▶ [WORK REQUIRED]: Every line of the material that mentions the word "JSON" should be copied out.

▶ [EXTRACTED MATERIAL]:
- Opening Delimiter -

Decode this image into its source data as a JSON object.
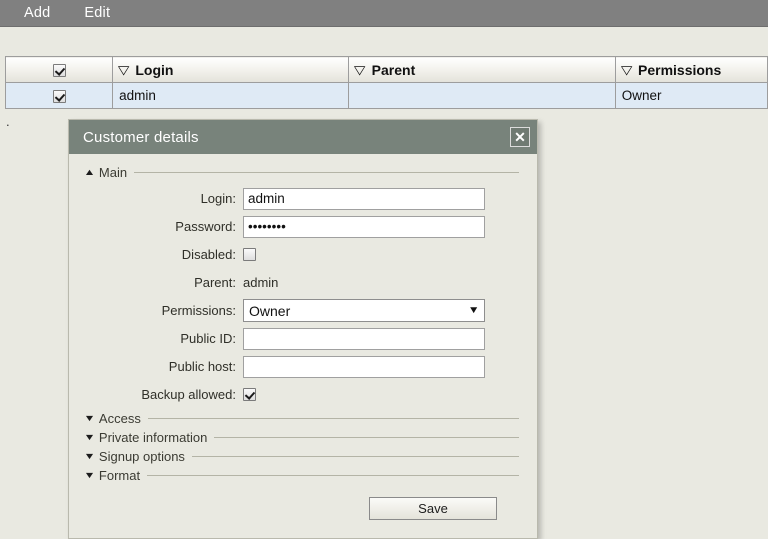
{
  "menubar": {
    "items": [
      {
        "label": "Add",
        "name": "menu-add"
      },
      {
        "label": "Edit",
        "name": "menu-edit"
      }
    ]
  },
  "grid": {
    "columns": [
      {
        "label": "",
        "sort_icon": "▽"
      },
      {
        "label": "Login",
        "sort_icon": "▽"
      },
      {
        "label": "Parent",
        "sort_icon": "▽"
      },
      {
        "label": "Permissions",
        "sort_icon": "▽"
      }
    ],
    "header_checkbox_checked": true,
    "rows": [
      {
        "checked": true,
        "login": "admin",
        "parent": "",
        "permissions": "Owner"
      }
    ]
  },
  "stray_text": ".",
  "dialog": {
    "title": "Customer details",
    "close_label": "✕",
    "sections": [
      {
        "label": "Main",
        "expanded": true,
        "triangle": "▲"
      },
      {
        "label": "Access",
        "expanded": false,
        "triangle": "▼"
      },
      {
        "label": "Private information",
        "expanded": false,
        "triangle": "▼"
      },
      {
        "label": "Signup options",
        "expanded": false,
        "triangle": "▼"
      },
      {
        "label": "Format",
        "expanded": false,
        "triangle": "▼"
      }
    ],
    "fields": {
      "login_label": "Login:",
      "login_value": "admin",
      "login_placeholder": "",
      "password_label": "Password:",
      "password_value": "password",
      "password_placeholder": "",
      "disabled_label": "Disabled:",
      "disabled_checked": false,
      "parent_label": "Parent:",
      "parent_value": "admin",
      "permissions_label": "Permissions:",
      "permissions_value": "Owner",
      "permissions_options": [
        "Owner"
      ],
      "permissions_arrow": "▼",
      "public_id_label": "Public ID:",
      "public_id_value": "",
      "public_id_placeholder": "",
      "public_host_label": "Public host:",
      "public_host_value": "",
      "public_host_placeholder": "",
      "backup_allowed_label": "Backup allowed:",
      "backup_allowed_checked": true
    },
    "save_label": "Save"
  },
  "colors": {
    "menubar_bg": "#808080",
    "page_bg": "#e9e9e1",
    "dialog_titlebar": "#78837b",
    "row_selected_bg": "#dfeaf5",
    "grid_border": "#9d9d9d"
  }
}
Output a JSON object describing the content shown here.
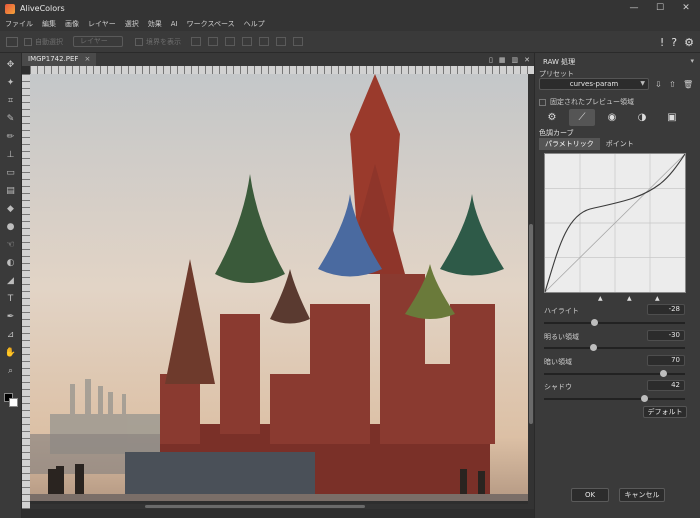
{
  "app": {
    "title": "AliveColors"
  },
  "window_controls": {
    "minimize": "—",
    "maximize": "☐",
    "close": "✕"
  },
  "menu": [
    "ファイル",
    "編集",
    "画像",
    "レイヤー",
    "選択",
    "効果",
    "AI",
    "ワークスペース",
    "ヘルプ"
  ],
  "toolbar": {
    "auto_select": "自動選択",
    "layer_select": "レイヤー",
    "show_handles": "境界を表示"
  },
  "header_icons": {
    "alert": "!",
    "help": "?",
    "settings": "⚙"
  },
  "document": {
    "tab_name": "IMGP1742.PEF",
    "tab_close": "×"
  },
  "panel": {
    "title": "RAW 処理",
    "preset_label": "プリセット",
    "preset_value": "curves-param",
    "pin_preview_label": "固定されたプレビュー領域",
    "curves_heading": "色調カーブ",
    "subtab_parametric": "パラメトリック",
    "subtab_point": "ポイント",
    "sliders": [
      {
        "label": "ハイライト",
        "value": "-28",
        "fraction": 0.36
      },
      {
        "label": "明るい領域",
        "value": "-30",
        "fraction": 0.35
      },
      {
        "label": "暗い領域",
        "value": "70",
        "fraction": 0.85
      },
      {
        "label": "シャドウ",
        "value": "42",
        "fraction": 0.71
      }
    ],
    "default_button": "デフォルト",
    "ok_button": "OK",
    "cancel_button": "キャンセル"
  },
  "colors": {
    "accent": "#4a90d9",
    "panel_bg": "#3a3a3a",
    "input_bg": "#2c2c2c"
  }
}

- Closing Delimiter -

▶ [OUTPUT OF THE EXERCISE]:
Decode this image into its source data as a JSON object.
Output a JSON object describing the content shown here.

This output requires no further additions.